*** DATA LISTING Section Begins ***

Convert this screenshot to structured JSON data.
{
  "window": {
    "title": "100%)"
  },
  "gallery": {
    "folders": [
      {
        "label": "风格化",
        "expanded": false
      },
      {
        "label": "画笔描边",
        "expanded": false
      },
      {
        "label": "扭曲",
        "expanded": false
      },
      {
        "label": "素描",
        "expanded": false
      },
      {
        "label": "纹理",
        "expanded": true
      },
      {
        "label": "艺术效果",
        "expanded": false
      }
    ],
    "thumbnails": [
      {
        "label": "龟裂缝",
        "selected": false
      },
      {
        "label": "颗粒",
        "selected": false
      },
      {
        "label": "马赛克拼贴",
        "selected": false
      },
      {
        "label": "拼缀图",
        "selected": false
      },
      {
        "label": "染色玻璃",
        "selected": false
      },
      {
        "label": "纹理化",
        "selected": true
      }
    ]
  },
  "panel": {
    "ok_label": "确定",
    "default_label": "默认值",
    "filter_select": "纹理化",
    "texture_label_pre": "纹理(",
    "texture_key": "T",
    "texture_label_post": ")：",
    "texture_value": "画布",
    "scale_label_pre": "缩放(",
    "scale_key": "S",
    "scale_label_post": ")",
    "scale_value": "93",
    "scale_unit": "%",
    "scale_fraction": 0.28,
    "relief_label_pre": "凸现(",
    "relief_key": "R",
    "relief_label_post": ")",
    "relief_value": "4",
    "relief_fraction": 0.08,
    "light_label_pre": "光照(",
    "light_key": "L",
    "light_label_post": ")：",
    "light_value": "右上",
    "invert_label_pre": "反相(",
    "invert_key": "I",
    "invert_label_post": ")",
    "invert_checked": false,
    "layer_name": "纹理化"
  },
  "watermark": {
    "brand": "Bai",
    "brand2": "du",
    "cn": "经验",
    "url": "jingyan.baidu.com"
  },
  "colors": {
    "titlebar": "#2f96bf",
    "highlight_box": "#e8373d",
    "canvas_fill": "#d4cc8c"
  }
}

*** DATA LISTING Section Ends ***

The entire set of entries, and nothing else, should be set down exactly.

Convert this screenshot to structured JSON data.
{
  "window": {
    "title": "100%)"
  },
  "gallery": {
    "folders": [
      {
        "label": "风格化",
        "expanded": false
      },
      {
        "label": "画笔描边",
        "expanded": false
      },
      {
        "label": "扭曲",
        "expanded": false
      },
      {
        "label": "素描",
        "expanded": false
      },
      {
        "label": "纹理",
        "expanded": true
      },
      {
        "label": "艺术效果",
        "expanded": false
      }
    ],
    "thumbnails": [
      {
        "label": "龟裂缝",
        "selected": false
      },
      {
        "label": "颗粒",
        "selected": false
      },
      {
        "label": "马赛克拼贴",
        "selected": false
      },
      {
        "label": "拼缀图",
        "selected": false
      },
      {
        "label": "染色玻璃",
        "selected": false
      },
      {
        "label": "纹理化",
        "selected": true
      }
    ]
  },
  "panel": {
    "ok_label": "确定",
    "default_label": "默认值",
    "filter_select": "纹理化",
    "texture_label_pre": "纹理(",
    "texture_key": "T",
    "texture_label_post": ")：",
    "texture_value": "画布",
    "scale_label_pre": "缩放(",
    "scale_key": "S",
    "scale_label_post": ")",
    "scale_value": "93",
    "scale_unit": "%",
    "scale_fraction": 0.28,
    "relief_label_pre": "凸现(",
    "relief_key": "R",
    "relief_label_post": ")",
    "relief_value": "4",
    "relief_fraction": 0.08,
    "light_label_pre": "光照(",
    "light_key": "L",
    "light_label_post": ")：",
    "light_value": "右上",
    "invert_label_pre": "反相(",
    "invert_key": "I",
    "invert_label_post": ")",
    "invert_checked": false,
    "layer_name": "纹理化"
  },
  "watermark": {
    "brand": "Bai",
    "brand2": "du",
    "cn": "经验",
    "url": "jingyan.baidu.com"
  },
  "colors": {
    "titlebar": "#2f96bf",
    "highlight_box": "#e8373d",
    "canvas_fill": "#d4cc8c"
  }
}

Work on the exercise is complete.